MRS low relief model of a 1930s factory

Scalescenes is, of course, not the only company in this sector. Model Railway Scenery is one arm of the Scale Model Scenery operation run by Justin Noble in Leicestershire. Their downloadable building kits are much grittier than some others. As this picture shows, their model world is a long way from the nostalgic chocolate box style of buildings for villages that might sit in Midsomer or Borsetshire. I will return to Justin's work soon in a piece I'm planning on laser cut models.

MRS low relief model of a 1930s factory

Other suppliers include Smart Models and Wordsworth Models.

Smart Models pub

If you are a fan of buses or the London underground you will probably already know of Kingsway Models. As well as their more serious offerings you will find this free download of a fictional Tube station.

Smart Models pub         &       Kingsway East End Tube


Kingsway East End Tube

An Italian display

Souvenir models

Wherever I travel, but especially in continental Europe, the souvenir shop at the end of the tour - of cathedral, chateau, bell tower, palace, etc offers me the chance to buy a kit to make a card model of what I have seen. Sometimes a big fancy model (at a big fancy price) in an A4 sized pack and sometimes just postcard sized.

An Italian display

The display sample             

Until now I have resisted the temptation. So the only examples I had seen were the made up examples in the shop display. But this month I tried my hand at making one - the Chateau du Clos de Vougeot. Take a look at how I found the experience? Have you tried them? Please share your experience.

Produced by Heinemann

Toys & Novelties

I stumbled across this 1983 example in a charity shop recently. It is waiting to be made up with a grandchild some wet afternoon. Though, actually, it may prove to be too hard for young fingers.

Produced by Heinemann

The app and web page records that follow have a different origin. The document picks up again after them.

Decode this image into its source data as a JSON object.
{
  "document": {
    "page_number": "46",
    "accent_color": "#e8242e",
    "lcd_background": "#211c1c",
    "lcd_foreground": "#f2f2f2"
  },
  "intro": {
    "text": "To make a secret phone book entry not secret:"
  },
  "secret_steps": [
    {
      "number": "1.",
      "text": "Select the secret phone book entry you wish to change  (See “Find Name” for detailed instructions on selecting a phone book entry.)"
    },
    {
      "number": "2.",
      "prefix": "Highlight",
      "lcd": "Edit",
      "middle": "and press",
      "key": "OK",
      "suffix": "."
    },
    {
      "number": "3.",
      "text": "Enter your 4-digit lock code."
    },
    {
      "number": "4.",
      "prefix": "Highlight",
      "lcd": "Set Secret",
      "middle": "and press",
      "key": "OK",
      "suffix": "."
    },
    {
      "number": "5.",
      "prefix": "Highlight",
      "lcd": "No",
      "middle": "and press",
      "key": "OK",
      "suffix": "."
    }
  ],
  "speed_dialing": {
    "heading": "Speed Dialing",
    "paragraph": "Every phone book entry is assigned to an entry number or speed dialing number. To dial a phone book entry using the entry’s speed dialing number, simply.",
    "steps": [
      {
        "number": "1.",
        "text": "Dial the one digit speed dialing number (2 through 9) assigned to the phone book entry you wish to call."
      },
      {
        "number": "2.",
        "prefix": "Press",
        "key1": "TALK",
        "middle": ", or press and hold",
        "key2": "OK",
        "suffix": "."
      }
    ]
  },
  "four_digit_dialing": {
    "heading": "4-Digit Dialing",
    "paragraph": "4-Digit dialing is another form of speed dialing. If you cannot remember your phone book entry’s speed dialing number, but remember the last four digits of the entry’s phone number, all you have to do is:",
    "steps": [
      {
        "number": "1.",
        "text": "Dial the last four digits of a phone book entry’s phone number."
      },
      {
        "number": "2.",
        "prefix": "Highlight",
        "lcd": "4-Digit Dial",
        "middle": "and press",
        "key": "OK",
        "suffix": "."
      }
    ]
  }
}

I'm sure there are plenty of other examples.





As always, write to us by e-mailing MiniatureBuildings.

David, December 2019
(last updated 6/1/20)